    • METABOLITE PRODUCTION PERIOD ( 1964 – 1979 ) During this period, new microbial processes for the production of amino acids and 51 - nuclosides as flavour augmenters were developed in Japan. Numerous processes for enzyme production, which were required for industrial, analytical and medical purposes, were perfected. Techniques of immobilization of enzymes and cells were also developed. Commercial production of microbial biopolymers such as Xanthan and dextran, which are used as food additives, had been also started during this period. Other processes that were developed during this period includes the use of microorganisms for tertiary oil recovery.
    • BIO – TECHNOLOGICAL PERIOD ( 1980 ONWARDS ) Rapid strides in industrial microbiology have taken place since 1980, primarily because of development of new technique like genetic engineering and hybridoma technique.

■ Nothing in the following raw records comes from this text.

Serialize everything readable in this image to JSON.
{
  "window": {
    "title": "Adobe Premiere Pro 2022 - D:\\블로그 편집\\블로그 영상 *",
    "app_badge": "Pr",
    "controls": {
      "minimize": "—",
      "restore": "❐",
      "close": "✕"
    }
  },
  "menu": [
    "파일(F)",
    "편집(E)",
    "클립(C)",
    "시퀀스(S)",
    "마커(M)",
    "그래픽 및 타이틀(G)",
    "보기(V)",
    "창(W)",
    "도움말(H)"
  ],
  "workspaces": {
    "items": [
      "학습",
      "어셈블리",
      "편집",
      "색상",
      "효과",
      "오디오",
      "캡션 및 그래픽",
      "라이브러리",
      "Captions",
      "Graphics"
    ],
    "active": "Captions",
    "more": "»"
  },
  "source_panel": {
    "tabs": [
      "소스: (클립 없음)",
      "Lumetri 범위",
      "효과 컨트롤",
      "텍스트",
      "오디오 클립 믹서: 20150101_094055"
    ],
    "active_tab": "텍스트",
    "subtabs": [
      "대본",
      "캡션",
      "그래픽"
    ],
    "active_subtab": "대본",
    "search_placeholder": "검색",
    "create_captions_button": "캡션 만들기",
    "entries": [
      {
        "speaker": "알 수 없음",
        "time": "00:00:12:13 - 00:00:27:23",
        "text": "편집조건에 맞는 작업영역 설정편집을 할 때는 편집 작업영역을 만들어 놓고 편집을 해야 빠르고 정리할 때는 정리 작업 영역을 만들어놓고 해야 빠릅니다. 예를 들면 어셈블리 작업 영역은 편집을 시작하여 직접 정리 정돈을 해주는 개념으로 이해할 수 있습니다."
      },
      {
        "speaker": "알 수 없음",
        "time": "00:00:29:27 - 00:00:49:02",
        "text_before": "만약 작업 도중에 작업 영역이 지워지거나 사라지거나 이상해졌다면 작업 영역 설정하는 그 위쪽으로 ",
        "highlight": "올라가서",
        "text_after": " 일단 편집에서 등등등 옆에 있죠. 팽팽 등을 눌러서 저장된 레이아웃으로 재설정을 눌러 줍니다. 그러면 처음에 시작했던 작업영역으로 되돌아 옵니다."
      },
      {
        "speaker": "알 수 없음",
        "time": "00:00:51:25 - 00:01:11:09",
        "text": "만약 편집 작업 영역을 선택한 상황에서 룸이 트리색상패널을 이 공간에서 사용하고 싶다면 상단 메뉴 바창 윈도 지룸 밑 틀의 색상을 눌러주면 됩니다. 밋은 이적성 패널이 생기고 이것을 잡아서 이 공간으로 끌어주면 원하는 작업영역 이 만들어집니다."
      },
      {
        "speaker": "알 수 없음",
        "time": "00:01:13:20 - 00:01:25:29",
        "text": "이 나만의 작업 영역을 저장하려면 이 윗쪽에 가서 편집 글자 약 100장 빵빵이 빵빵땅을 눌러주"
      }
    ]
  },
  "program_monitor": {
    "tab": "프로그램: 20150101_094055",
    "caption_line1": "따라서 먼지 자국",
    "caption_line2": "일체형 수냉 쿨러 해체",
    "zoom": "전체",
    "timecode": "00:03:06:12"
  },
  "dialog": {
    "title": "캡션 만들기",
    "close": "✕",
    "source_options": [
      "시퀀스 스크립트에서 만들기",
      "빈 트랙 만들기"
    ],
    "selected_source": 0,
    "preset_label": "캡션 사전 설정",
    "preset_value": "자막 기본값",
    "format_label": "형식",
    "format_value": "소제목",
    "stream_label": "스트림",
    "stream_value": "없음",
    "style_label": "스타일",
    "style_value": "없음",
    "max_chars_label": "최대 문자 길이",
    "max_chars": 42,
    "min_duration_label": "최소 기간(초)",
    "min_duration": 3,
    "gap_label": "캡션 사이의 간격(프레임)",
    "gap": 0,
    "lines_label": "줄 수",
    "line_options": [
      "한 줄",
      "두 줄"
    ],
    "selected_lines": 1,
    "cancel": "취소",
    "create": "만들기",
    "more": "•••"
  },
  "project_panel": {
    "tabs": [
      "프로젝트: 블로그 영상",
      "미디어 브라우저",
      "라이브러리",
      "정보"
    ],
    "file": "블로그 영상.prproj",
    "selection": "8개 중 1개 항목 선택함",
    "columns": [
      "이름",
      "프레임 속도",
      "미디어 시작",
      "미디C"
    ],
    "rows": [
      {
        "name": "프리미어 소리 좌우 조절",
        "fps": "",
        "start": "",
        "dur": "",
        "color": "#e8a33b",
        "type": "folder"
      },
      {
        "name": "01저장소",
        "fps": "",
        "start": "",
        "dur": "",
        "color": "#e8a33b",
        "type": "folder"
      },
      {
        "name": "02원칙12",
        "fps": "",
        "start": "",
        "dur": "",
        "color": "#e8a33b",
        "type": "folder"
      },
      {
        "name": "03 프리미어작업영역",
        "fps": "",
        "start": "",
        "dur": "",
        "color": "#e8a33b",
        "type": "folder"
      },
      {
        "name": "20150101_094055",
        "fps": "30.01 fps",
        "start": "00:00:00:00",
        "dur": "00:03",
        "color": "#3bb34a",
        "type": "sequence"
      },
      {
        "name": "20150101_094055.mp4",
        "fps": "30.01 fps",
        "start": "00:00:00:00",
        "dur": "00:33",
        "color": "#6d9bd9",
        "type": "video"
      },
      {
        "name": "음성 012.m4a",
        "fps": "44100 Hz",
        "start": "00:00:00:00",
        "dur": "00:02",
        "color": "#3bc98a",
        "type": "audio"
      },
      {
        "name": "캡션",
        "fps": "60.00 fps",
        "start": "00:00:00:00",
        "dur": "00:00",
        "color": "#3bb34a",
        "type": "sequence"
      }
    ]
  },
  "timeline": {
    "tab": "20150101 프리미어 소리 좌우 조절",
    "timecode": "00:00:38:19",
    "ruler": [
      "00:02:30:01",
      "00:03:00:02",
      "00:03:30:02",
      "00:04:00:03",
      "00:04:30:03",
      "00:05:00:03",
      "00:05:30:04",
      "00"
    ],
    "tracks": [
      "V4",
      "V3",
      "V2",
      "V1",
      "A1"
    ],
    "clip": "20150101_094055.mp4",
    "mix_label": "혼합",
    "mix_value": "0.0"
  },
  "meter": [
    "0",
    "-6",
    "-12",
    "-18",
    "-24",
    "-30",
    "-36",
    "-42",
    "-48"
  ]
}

By genetic engineering it was made possible to in vitro genetic manipulations which enabled the expression of human and mammalian genes in microorganisms so thereby facilitating large scale production of human proteins which could be used therapeutically. The first such product is the human insulin used for treating the ever growing disease, diabetes. This was followed by the production of human growth hormone, erythropoietin and myeloid colony stimulating factor (CSFs), which control the production of blood cells by stimulating the proliferation, Erythro-poietin used in the treatment of renal failures, anemia and platelet deficiency associated with cancer, gametocyte colony stimulating factor (GCSF) used in cancer treatment and several growth factors used in wound healing processes.
    • The hybridoma technique, which is employed for the production of monoclonal antibodies which aid in medical diagnosis and therapeutics, is also developed during this period. Perfection of production of microbial secondary metabolites related fermentation processes and their large-scale production is the other major development of this period. Some of such secondary metabolites released into the market includes: 1. Cyclosporine, an immunoregulant used to control rejection of transplanted organs. 2. Imipenem, a modified carbapenem used as a broad-spectrum antibiotic. 3. Lovastatin, a drug used for reducing blood cholesterol levels. 4. Ivermectin, an antiparasitic drug used to prevent African River Blindness disease. This brief account of history of development of industrial microbiology justifies the statement of Foster (1949), “Never underestimate the power of microbes”.
    • Other than the fields mentioned above a few other fields like that of Agricultural microbiology- where the microorganisms in relationships with that of agricultural field  Soil microbiology-Microorganisms dealing with soil Food industry Biotechnology Infection control Diagnostic microbiology Water quality
    • T H E E N D
    • THANK YOU By: P.S.MOKSHAVI T SOWMYA CH.BHAVANA VANDANA VANISHA VASUKI RAGHAVI